Available records Start Marker

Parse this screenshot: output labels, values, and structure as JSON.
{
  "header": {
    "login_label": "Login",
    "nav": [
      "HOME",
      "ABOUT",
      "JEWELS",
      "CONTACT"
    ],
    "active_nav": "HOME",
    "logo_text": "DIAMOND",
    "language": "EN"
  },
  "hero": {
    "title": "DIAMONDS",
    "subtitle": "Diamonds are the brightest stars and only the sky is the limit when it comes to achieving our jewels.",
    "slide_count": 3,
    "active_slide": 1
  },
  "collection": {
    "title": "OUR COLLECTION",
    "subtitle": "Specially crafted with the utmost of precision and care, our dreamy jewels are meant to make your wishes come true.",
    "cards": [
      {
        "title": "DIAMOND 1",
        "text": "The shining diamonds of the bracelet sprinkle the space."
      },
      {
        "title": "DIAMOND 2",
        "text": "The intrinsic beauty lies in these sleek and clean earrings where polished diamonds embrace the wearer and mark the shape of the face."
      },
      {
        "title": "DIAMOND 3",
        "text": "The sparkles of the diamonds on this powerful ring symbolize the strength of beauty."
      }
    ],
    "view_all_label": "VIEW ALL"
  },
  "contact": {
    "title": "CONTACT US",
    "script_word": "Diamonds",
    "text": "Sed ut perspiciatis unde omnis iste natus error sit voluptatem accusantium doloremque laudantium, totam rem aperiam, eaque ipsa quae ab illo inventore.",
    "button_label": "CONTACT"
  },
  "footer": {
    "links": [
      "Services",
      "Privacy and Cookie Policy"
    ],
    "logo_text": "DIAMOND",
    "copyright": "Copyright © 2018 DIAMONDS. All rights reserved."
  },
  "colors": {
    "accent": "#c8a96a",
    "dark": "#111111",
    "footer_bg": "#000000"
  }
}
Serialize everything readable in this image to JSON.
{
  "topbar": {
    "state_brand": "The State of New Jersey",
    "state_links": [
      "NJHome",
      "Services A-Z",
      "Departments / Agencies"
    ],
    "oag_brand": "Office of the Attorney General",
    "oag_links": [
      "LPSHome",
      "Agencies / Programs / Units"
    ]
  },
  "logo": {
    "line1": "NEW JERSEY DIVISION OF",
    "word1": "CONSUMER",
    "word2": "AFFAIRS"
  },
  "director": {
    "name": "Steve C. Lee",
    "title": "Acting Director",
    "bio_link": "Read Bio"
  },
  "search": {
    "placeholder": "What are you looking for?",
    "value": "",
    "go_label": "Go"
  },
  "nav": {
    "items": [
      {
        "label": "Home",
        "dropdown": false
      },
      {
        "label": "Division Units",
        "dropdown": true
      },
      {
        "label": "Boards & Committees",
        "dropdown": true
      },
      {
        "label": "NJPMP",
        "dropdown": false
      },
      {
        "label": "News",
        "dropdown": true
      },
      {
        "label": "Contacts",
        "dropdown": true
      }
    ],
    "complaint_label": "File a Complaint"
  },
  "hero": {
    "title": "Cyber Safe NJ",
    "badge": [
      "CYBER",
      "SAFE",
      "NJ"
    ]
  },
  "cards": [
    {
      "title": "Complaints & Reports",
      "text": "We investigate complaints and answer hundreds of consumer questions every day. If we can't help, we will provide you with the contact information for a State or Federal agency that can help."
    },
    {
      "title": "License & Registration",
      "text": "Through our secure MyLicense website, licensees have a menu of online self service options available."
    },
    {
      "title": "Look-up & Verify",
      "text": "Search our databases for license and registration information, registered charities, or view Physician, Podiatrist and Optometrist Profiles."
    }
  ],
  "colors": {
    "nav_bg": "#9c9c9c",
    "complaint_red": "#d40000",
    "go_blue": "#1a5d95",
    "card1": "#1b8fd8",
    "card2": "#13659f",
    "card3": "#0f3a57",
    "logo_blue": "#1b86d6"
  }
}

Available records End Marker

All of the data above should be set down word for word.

## [Task answer]
Parse this screenshot: output labels, values, and structure as JSON.
{
  "header": {
    "login_label": "Login",
    "nav": [
      "HOME",
      "ABOUT",
      "JEWELS",
      "CONTACT"
    ],
    "active_nav": "HOME",
    "logo_text": "DIAMOND",
    "language": "EN"
  },
  "hero": {
    "title": "DIAMONDS",
    "subtitle": "Diamonds are the brightest stars and only the sky is the limit when it comes to achieving our jewels.",
    "slide_count": 3,
    "active_slide": 1
  },
  "collection": {
    "title": "OUR COLLECTION",
    "subtitle": "Specially crafted with the utmost of precision and care, our dreamy jewels are meant to make your wishes come true.",
    "cards": [
      {
        "title": "DIAMOND 1",
        "text": "The shining diamonds of the bracelet sprinkle the space."
      },
      {
        "title": "DIAMOND 2",
        "text": "The intrinsic beauty lies in these sleek and clean earrings where polished diamonds embrace the wearer and mark the shape of the face."
      },
      {
        "title": "DIAMOND 3",
        "text": "The sparkles of the diamonds on this powerful ring symbolize the strength of beauty."
      }
    ],
    "view_all_label": "VIEW ALL"
  },
  "contact": {
    "title": "CONTACT US",
    "script_word": "Diamonds",
    "text": "Sed ut perspiciatis unde omnis iste natus error sit voluptatem accusantium doloremque laudantium, totam rem aperiam, eaque ipsa quae ab illo inventore.",
    "button_label": "CONTACT"
  },
  "footer": {
    "links": [
      "Services",
      "Privacy and Cookie Policy"
    ],
    "logo_text": "DIAMOND",
    "copyright": "Copyright © 2018 DIAMONDS. All rights reserved."
  },
  "colors": {
    "accent": "#c8a96a",
    "dark": "#111111",
    "footer_bg": "#000000"
  }
}
Serialize everything readable in this image to JSON.
{
  "topbar": {
    "state_brand": "The State of New Jersey",
    "state_links": [
      "NJHome",
      "Services A-Z",
      "Departments / Agencies"
    ],
    "oag_brand": "Office of the Attorney General",
    "oag_links": [
      "LPSHome",
      "Agencies / Programs / Units"
    ]
  },
  "logo": {
    "line1": "NEW JERSEY DIVISION OF",
    "word1": "CONSUMER",
    "word2": "AFFAIRS"
  },
  "director": {
    "name": "Steve C. Lee",
    "title": "Acting Director",
    "bio_link": "Read Bio"
  },
  "search": {
    "placeholder": "What are you looking for?",
    "value": "",
    "go_label": "Go"
  },
  "nav": {
    "items": [
      {
        "label": "Home",
        "dropdown": false
      },
      {
        "label": "Division Units",
        "dropdown": true
      },
      {
        "label": "Boards & Committees",
        "dropdown": true
      },
      {
        "label": "NJPMP",
        "dropdown": false
      },
      {
        "label": "News",
        "dropdown": true
      },
      {
        "label": "Contacts",
        "dropdown": true
      }
    ],
    "complaint_label": "File a Complaint"
  },
  "hero": {
    "title": "Cyber Safe NJ",
    "badge": [
      "CYBER",
      "SAFE",
      "NJ"
    ]
  },
  "cards": [
    {
      "title": "Complaints & Reports",
      "text": "We investigate complaints and answer hundreds of consumer questions every day. If we can't help, we will provide you with the contact information for a State or Federal agency that can help."
    },
    {
      "title": "License & Registration",
      "text": "Through our secure MyLicense website, licensees have a menu of online self service options available."
    },
    {
      "title": "Look-up & Verify",
      "text": "Search our databases for license and registration information, registered charities, or view Physician, Podiatrist and Optometrist Profiles."
    }
  ],
  "colors": {
    "nav_bg": "#9c9c9c",
    "complaint_red": "#d40000",
    "go_blue": "#1a5d95",
    "card1": "#1b8fd8",
    "card2": "#13659f",
    "card3": "#0f3a57",
    "logo_blue": "#1b86d6"
  }
}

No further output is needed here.